stages of developing a 3D action game, but the release target should be a solid 60 fps
with no prolonged dips during scenes when there are greater-than-usual numbers of
characters and special effects on-screen.
Alpha Phase Entry Criteria
The following are Alpha entry criteria typical for a console game:
1. All major game features exist and can be tested. Some may still be in
separate modules for testing purposes.
2. A tester can navigate the game along some path from start to finish.
This assumes the game is linear, or has some linear component (for example,
career mode in a racing game). Because many games are non-linear, the
lead tester and project manager must agree ahead of time on a content
completion target for such games (for example, three of 12 mini-games).
3. The code passes at least 50% of platform TRC. Each console game has a
set of standards published and tested against by the manufacturer of that
platform. When you produce a PlayStation game, the Format QA team at
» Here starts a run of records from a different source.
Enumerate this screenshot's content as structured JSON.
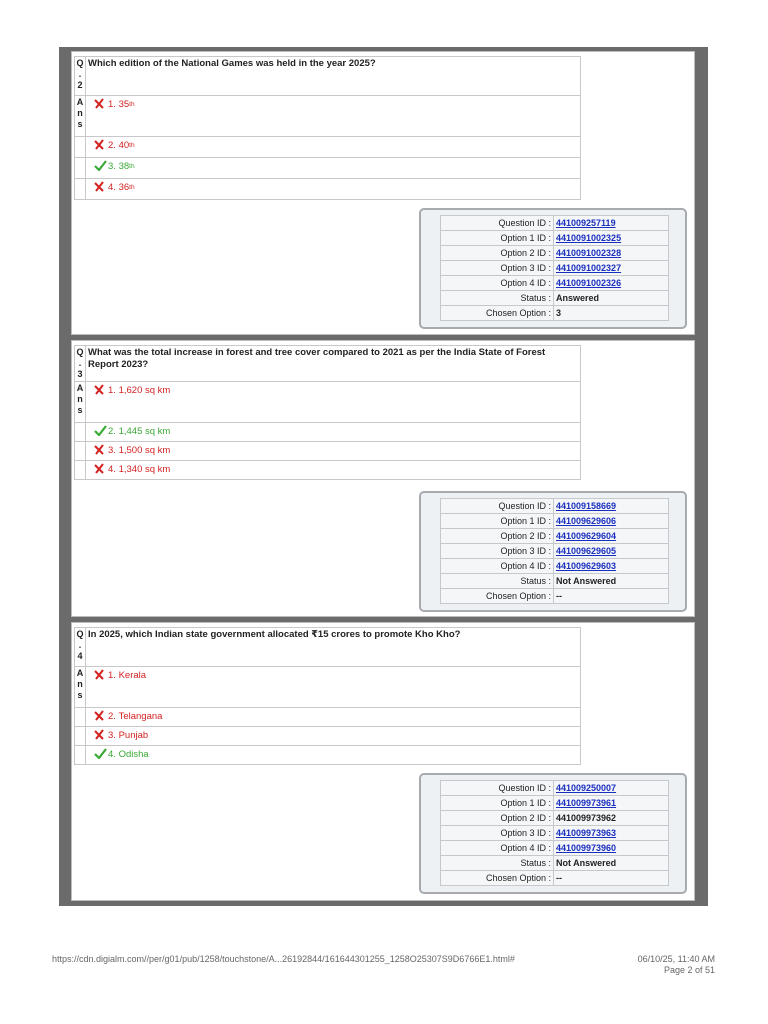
{
  "questions": [
    {
      "q_label": [
        "Q",
        ".",
        "2"
      ],
      "text": "Which edition of the National Games was held in the year 2025?",
      "options": [
        {
          "num": "1.",
          "text": "35",
          "sup": "th",
          "correct": false
        },
        {
          "num": "2.",
          "text": "40",
          "sup": "th",
          "correct": false
        },
        {
          "num": "3.",
          "text": "38",
          "sup": "th",
          "correct": true
        },
        {
          "num": "4.",
          "text": "36",
          "sup": "th",
          "correct": false
        }
      ],
      "info": [
        {
          "key": "Question ID :",
          "value": "441009257119",
          "link": true
        },
        {
          "key": "Option 1 ID :",
          "value": "4410091002325",
          "link": true
        },
        {
          "key": "Option 2 ID :",
          "value": "4410091002328",
          "link": true
        },
        {
          "key": "Option 3 ID :",
          "value": "4410091002327",
          "link": true
        },
        {
          "key": "Option 4 ID :",
          "value": "4410091002326",
          "link": true
        },
        {
          "key": "Status :",
          "value": "Answered",
          "link": false
        },
        {
          "key": "Chosen Option :",
          "value": "3",
          "link": false
        }
      ]
    },
    {
      "q_label": [
        "Q",
        ".",
        "3"
      ],
      "text": "What was the total increase in forest and tree cover compared to 2021 as per the India State of Forest Report 2023?",
      "options": [
        {
          "num": "1.",
          "text": "1,620 sq km",
          "sup": "",
          "correct": false
        },
        {
          "num": "2.",
          "text": "1,445 sq km",
          "sup": "",
          "correct": true
        },
        {
          "num": "3.",
          "text": "1,500 sq km",
          "sup": "",
          "correct": false
        },
        {
          "num": "4.",
          "text": "1,340 sq km",
          "sup": "",
          "correct": false
        }
      ],
      "info": [
        {
          "key": "Question ID :",
          "value": "441009158669",
          "link": true
        },
        {
          "key": "Option 1 ID :",
          "value": "441009629606",
          "link": true
        },
        {
          "key": "Option 2 ID :",
          "value": "441009629604",
          "link": true
        },
        {
          "key": "Option 3 ID :",
          "value": "441009629605",
          "link": true
        },
        {
          "key": "Option 4 ID :",
          "value": "441009629603",
          "link": true
        },
        {
          "key": "Status :",
          "value": "Not Answered",
          "link": false
        },
        {
          "key": "Chosen Option :",
          "value": "--",
          "link": false
        }
      ]
    },
    {
      "q_label": [
        "Q",
        ".",
        "4"
      ],
      "text": "In 2025, which Indian state government allocated ₹15 crores to promote Kho Kho?",
      "options": [
        {
          "num": "1.",
          "text": "Kerala",
          "sup": "",
          "correct": false
        },
        {
          "num": "2.",
          "text": "Telangana",
          "sup": "",
          "correct": false
        },
        {
          "num": "3.",
          "text": "Punjab",
          "sup": "",
          "correct": false
        },
        {
          "num": "4.",
          "text": "Odisha",
          "sup": "",
          "correct": true
        }
      ],
      "info": [
        {
          "key": "Question ID :",
          "value": "441009250007",
          "link": true
        },
        {
          "key": "Option 1 ID :",
          "value": "441009973961",
          "link": true
        },
        {
          "key": "Option 2 ID :",
          "value": "441009973962",
          "link": false
        },
        {
          "key": "Option 3 ID :",
          "value": "441009973963",
          "link": true
        },
        {
          "key": "Option 4 ID :",
          "value": "441009973960",
          "link": true
        },
        {
          "key": "Status :",
          "value": "Not Answered",
          "link": false
        },
        {
          "key": "Chosen Option :",
          "value": "--",
          "link": false
        }
      ]
    }
  ],
  "ans_label": [
    "A",
    "n",
    "s"
  ],
  "footer": {
    "url": "https://cdn.digialm.com//per/g01/pub/1258/touchstone/A...26192844/161644301255_1258O25307S9D6766E1.html#",
    "datetime": "06/10/25, 11:40 AM",
    "page": "Page 2 of 51"
  },
  "colors": {
    "wrong": "#d32222",
    "correct": "#3aaa35",
    "link": "#1a2fbf"
  },
  "icons": {
    "wrong": "cross-icon",
    "correct": "check-icon"
  }
}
Sony Computer Entertainment America (SCEA) will test it against the
PlayStation Technical Requirements Checklist (TRC) to make certain that
the game complies with platform conventions. These requirements are very
exacting, such as specifying the precise wording of error messages a game
must display if a player pulls his memory card out during a game save.
4. Basic interface is complete and preliminary documentation is available to
QA. The main menu, most submenus, and the in-game interface (sometimes